All nonprofit organizations require financial resources. Obtaining philanthropic financial support is essential to program delivery and stability. Students in this course explore the concepts of philanthropy and development, identification of funding sources, donor/prospect cultivation and education, and solicitation and appreciation strategies. They focus on processes and strategies for creating an organizational philanthropic culture based on ethics and donor relationships. Using these strategies and other concepts presented in the course, students create a resource development plan for a nonprofit organization.
Public policy implementation can take place in various types of organizations. In this course, learners engage in a collaborative study of strategic planning, management, and leadership in the context of public and nonprofit organizations. Students in this course identify, analyze, and evaluate the intricate relationships among strategic planning, management, and leadership from an international perspective. Students connect three key institutional elements: thinking, acting, and leading strategically. Students apply a management systems approach as they develop, adopt, manage, and lead a strategic plan for an international public or nonprofit organization or an organization with an international focus. Students will understand the strategic context for practical decision making for international public and nonprofit organizations, emphasizing the central role of the environment in the strategic planning process. Students are offered a hands-on approach in this course that tests their ability to make effective and timely management and leadership decisions in complex and uncertain conditions.

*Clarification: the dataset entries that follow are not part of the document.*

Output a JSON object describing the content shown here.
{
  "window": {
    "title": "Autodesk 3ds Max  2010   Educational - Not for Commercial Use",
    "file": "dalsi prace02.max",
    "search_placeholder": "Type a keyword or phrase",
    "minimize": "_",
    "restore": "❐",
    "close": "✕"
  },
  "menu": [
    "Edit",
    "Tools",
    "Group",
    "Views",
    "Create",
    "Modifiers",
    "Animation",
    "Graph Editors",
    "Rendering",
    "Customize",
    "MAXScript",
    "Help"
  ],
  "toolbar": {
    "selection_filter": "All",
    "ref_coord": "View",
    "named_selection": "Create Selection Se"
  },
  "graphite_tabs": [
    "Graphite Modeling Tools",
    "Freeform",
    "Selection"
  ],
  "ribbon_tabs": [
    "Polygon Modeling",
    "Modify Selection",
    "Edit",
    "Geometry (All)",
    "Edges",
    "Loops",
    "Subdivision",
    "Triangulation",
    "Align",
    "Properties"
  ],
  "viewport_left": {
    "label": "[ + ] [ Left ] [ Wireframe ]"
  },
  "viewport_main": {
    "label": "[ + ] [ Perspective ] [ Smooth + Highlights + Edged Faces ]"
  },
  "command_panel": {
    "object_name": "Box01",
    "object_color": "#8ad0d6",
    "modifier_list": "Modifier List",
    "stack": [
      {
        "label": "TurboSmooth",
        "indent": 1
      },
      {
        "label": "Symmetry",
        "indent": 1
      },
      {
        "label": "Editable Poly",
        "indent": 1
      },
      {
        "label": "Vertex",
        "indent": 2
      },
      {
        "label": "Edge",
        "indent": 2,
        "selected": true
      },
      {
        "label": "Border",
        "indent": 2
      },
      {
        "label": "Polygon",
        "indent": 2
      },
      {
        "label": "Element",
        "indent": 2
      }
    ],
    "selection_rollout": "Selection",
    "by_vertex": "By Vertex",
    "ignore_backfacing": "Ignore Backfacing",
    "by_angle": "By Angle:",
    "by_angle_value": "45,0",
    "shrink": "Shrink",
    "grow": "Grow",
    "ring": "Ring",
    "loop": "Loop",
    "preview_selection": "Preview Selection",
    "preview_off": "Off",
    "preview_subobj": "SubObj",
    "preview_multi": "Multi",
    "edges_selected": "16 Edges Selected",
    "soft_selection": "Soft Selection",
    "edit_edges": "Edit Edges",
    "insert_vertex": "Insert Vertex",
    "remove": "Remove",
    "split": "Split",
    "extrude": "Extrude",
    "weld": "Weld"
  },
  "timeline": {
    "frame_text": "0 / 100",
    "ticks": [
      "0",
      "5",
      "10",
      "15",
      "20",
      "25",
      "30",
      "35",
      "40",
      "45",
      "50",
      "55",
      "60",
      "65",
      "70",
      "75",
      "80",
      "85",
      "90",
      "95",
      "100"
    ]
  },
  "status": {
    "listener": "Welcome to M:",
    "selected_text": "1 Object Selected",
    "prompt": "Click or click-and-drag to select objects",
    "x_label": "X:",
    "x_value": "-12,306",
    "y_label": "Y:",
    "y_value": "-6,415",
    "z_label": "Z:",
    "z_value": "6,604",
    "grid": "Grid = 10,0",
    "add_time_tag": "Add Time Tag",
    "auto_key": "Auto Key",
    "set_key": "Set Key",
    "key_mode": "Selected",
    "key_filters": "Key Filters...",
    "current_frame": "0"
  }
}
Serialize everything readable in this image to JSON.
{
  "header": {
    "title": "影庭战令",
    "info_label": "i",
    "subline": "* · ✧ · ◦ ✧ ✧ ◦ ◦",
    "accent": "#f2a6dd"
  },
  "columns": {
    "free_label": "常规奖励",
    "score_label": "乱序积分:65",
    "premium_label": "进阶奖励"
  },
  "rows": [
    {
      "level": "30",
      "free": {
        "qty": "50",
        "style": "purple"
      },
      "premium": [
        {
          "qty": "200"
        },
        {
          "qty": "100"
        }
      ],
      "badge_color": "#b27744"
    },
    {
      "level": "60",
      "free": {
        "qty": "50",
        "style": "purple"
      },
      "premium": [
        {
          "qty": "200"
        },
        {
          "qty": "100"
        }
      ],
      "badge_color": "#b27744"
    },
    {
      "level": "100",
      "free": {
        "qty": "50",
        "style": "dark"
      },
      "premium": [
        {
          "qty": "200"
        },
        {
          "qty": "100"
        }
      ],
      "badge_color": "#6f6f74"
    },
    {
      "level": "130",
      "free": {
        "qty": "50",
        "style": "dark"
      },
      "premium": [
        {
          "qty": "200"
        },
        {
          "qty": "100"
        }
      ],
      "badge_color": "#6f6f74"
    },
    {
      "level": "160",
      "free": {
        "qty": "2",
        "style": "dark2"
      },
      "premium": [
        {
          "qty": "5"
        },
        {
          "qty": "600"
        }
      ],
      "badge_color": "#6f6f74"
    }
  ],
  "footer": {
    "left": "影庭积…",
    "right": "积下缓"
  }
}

Effective community leaders must be familiar with a wide range of tools, strategies, and skills to create sustainable communities. In this course, students examine these elements to learn how leaders build capacity for community change; assess community needs and resources; create community visions; promote stakeholder interest and participation; analyze community problems; and carry out practices and interventions to improve sustainability in communities. They also explore sustainability frameworks and models, and they apply these and other concepts presented in the course to develop a proposal for sustainable community development, focusing on community assessment, stakeholder involvement, and development planning.
Students in this course are engaged in a collaborative study of the nature and methods of transformative change in the complex human systems of contemporary public organizations. Students explore and employ a pragmatic-action-learning process for studying the experience of transformative change in complex systems. They examine the dynamics of complex adaptive systems to gain an understanding of how large-scale and highly interrelated human systems change through self-organization. Students explore and apply appreciative inquiry and other selected methods of transformative change to a positive organizational-change situation of personal interest. They also have the opportunity to develop professional-action habits for pragmatic-action learning in the practice of public administration.
In this course, students complete a capstone project using action research that fosters social change in public administration or nonprofit management and leadership. In the project they demonstrate the knowledge, skills, and competencies acquired in their master's degree program. The project employs an action research model. Students reflect on how the project and the program have contributed to their personal, scholarly, and professional growth.